Tuesday, October 22, 2013

Teaching Tolerance through English: Forging Friendships across Baltic Borders

U.S. Embassy Tallinn hosted its first “Teaching Tolerance through English” Camp from August 12-18, 2013. Twenty-five boys and girls aged 10 to 14 years from Estonia, Latvia and Lithuania came together for one week to learn about diversity, how to counter bullying, and how to act as a positive force in their communities. While campers’ native languages were Estonian, Latvian, Lithuanian and Russian, all activities were conducted in English. This year’s was the third camp in a series in the Baltics, with the two previous having been held in Latvia.  
Lithuanian students teach fellow Estonian and Latvian campers about their culture
Five Lithuanian students—two fifth graders and three sixth graders—from Pumpenai Secondary School attended the event, along with Ms. Olga Daugene, who provided instruction on English as a Foreign Language. They, along with their peers from Latvia and Estonia, engaged in an interactive session with U.S. Ambassador to Estonia Jeffrey Levine, through which they gained an insight into American culture, even learning to make S’mores around a campfire.

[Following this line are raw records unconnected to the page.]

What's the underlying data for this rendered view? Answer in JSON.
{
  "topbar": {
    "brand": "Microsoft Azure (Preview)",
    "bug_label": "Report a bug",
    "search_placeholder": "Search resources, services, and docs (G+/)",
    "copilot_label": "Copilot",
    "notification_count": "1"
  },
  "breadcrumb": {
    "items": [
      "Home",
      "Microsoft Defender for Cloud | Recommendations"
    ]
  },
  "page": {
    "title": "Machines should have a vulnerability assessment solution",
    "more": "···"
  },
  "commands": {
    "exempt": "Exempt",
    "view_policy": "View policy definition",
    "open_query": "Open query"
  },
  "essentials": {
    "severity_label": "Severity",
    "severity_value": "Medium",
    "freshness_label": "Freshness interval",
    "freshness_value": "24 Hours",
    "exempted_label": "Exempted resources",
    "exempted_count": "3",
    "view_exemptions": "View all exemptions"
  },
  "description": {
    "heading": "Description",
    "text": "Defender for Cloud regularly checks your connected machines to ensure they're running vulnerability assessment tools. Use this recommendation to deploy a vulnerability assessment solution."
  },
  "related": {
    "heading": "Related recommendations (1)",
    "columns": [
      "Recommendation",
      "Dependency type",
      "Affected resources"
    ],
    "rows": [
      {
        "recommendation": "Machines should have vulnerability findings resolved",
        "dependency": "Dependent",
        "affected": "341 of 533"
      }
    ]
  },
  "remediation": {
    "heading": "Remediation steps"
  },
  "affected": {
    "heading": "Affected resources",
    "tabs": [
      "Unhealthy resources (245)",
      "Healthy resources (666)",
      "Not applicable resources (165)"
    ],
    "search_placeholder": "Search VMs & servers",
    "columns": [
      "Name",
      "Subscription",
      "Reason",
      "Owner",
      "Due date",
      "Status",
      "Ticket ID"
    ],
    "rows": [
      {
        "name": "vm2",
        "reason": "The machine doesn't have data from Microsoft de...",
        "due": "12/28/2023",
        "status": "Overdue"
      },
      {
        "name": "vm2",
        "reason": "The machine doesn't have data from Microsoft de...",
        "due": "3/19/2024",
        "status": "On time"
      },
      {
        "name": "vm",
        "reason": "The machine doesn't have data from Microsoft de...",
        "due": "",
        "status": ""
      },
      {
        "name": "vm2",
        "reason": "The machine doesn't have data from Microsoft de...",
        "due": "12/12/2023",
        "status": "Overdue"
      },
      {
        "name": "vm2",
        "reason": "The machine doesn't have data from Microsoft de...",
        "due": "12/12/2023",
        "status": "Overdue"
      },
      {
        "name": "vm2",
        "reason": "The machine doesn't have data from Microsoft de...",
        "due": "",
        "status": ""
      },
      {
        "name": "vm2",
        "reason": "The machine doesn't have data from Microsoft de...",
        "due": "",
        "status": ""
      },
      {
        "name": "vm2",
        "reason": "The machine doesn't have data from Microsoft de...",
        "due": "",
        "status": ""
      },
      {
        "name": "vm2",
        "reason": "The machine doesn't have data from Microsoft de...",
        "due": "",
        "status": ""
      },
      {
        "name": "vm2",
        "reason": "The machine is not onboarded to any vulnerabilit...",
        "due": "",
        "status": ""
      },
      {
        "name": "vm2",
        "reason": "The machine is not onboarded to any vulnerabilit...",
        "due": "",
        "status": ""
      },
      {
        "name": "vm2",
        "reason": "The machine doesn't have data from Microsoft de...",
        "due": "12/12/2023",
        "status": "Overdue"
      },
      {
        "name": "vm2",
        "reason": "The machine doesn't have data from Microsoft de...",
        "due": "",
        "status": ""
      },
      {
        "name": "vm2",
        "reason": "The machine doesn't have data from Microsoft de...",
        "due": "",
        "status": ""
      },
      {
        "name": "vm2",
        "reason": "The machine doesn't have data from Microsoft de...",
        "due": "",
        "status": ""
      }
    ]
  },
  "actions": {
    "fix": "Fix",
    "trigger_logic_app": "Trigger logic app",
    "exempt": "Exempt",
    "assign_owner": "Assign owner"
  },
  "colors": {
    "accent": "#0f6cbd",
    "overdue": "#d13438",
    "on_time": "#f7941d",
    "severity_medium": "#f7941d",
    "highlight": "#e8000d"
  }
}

Ambassador Levine shares thoughts on tolerance, acceptance, and the value of diversity
In addition to sessions highlighting U.S. themes, the camp also featured a visit from local pop star Dave Benton, who delivered a presentation on the importance of tolerance. Benton’s life story – spanning his birth in Aruba, immigration to the U.S., a thriving pop career, and eventual move to Estonia in 1997 where he became a local music figure and the winner of the 2001 Eurovision Contest – had a profound impact on the gathered campers, many of whom had limited exposure to racial diversity and the stories of non-European immigrants.  Benton shared his favorite childhood tales and his thoughts on what tolerance means.  He also discussed the horrible ramifications of bullying and intolerance, and the importance of being kind to everyone, despite real or perceived differences. 
Pop Star Dave Benton talks about the importance of tolerance

Throughout the week, campers participated in a stream of activities, which ranged from a role-play session in which the children acted out a variety of bullying scenarios and devised their own approaches to counter aggressive and demeaning behavior, to another in which campers engaged in an on-air mock interview to help with their English speaking skills. Campers also tackled a number of creative challenges designed to highlight the value of diversity in our lives, like learning dances from different countries, including a U.S. class on square dancing, and writing tolerance-themed proverbs.  Finally, collaborative projects that invited everyone’s involvement – including designing the camp flag –ensured that everyone felt part of the larger community. A uniting theme of “all together” concluded the week of activities.  Campers participated in a series of arts and crafts events, and then a graduation ceremony, in which they received diplomas signed by the U.S. Ambassador to Estonia!
Campers work together on arts and crafts activities
The camp will take place again in Estonia in 2014. Then, U.S.Embassy Vilnius is proud to announce that it will move to Lithuania for 2015 and 2016. Through these and other ongoing programs, Baltic youth can continue to gain from the experience of coming together to learn about tolerance, improve their English language skills, and make new, diverse friends.  Indeed, the relationships forged through this and previous years’ camps are already bridging significant national, linguistic and cultural borders.  As one young camper put it, “It’s great to have friends who don’t speak your own language!”